A rare Lalique brooch has sold for £58,000 at Salisbury auction house, Woolley and Wallis Salerooms, despite almost being thrown away by its owner.
The lady vendor, local to the salerooms, was selling items to finance a knee operation when she came across the brooch in a box of bric-a-brac tucked away in her loft. Believing it to be of little value, she brought it to jewellery specialist Jonathan Edwards and was amazed by his conservative pre-sale estimate of £5,000 - 7,000. On being told of its hammer price, a record for a piece of jewellery at Woolley and Wallis, she said she was "staggered but delighted".
Her sentiments were shared by specialist Jonathan Edwards, who feels that the result reflects the currently buoyant jewellery market. The price is the second record for Jonathan's department this year, after a large diamond cluster ring sold for £52,000 in the January Jewellery sale.

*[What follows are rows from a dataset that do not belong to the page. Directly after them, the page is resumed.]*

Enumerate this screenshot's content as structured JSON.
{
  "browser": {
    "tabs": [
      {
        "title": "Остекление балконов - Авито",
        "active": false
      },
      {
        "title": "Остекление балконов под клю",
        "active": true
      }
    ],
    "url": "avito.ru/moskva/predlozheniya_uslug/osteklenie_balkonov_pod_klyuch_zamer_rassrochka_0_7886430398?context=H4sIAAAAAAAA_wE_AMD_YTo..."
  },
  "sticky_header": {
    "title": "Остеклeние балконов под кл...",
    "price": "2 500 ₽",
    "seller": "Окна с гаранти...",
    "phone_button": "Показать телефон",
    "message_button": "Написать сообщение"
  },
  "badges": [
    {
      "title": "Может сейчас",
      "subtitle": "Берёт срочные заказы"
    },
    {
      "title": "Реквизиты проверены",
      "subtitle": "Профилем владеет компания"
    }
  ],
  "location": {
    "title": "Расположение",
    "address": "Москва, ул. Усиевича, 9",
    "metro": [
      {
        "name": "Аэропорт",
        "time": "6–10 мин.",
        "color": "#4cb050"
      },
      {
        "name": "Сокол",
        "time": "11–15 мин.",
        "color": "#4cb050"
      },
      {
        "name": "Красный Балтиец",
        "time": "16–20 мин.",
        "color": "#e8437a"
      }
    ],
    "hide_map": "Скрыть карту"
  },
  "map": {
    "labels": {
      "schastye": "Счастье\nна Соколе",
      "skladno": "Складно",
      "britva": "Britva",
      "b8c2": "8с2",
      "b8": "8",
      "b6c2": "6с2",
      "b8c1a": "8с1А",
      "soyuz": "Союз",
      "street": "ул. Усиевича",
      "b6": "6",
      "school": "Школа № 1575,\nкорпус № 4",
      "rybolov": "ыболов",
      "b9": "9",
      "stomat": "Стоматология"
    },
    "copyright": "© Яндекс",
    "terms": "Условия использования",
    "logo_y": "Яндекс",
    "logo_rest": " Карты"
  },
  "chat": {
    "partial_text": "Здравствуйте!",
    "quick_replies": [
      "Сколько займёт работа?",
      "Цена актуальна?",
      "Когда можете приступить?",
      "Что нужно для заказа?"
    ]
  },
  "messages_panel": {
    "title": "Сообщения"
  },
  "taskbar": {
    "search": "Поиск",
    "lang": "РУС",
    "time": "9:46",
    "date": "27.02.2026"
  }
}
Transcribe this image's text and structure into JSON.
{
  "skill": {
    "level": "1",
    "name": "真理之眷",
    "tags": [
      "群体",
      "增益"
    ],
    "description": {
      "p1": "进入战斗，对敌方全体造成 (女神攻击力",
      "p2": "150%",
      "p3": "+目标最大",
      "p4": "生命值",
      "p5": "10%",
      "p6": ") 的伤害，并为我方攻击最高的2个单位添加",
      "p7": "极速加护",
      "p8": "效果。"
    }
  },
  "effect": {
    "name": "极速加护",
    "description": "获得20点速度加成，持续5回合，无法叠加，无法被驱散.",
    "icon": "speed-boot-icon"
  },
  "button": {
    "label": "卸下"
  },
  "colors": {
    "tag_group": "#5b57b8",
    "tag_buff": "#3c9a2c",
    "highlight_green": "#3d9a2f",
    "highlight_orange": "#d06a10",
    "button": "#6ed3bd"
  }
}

However, this piece is closer to the specialist's heart: "It's not so difficult to get a high price for substantial diamonds," says Jonathan, "but here we're talking about something which has an intrinsic value of only a few hundred pounds. For this brooch to make the price that it did shows how much collectors value its rarity, collectability and, above all, its beauty."
There were several collectors and dealers standing by to contest the piece, many of whom were quickly disappointed as the price rose well above the £20,000 which many had expected it to make. It was all hands on deck for saleroom staff who were manning fifteen telephone lines, as well as fielding early bids from the internet. In the end the piece sold on the telephone to West End dealer Wartski, having been underbid in the room by disappointed Lalique dealer, Raoul Arantes.
The popularity of the brooch appears to rest, at least partly, in its construction. "Lalique was not only a spectacular jewellery designer," opines Jonathan Edwards, "he is also famous for his glass ware. The pate-de-verre body of this brooch, and its plique-a-jour wings, means that it combines both areas, increasing its appeal to collectors."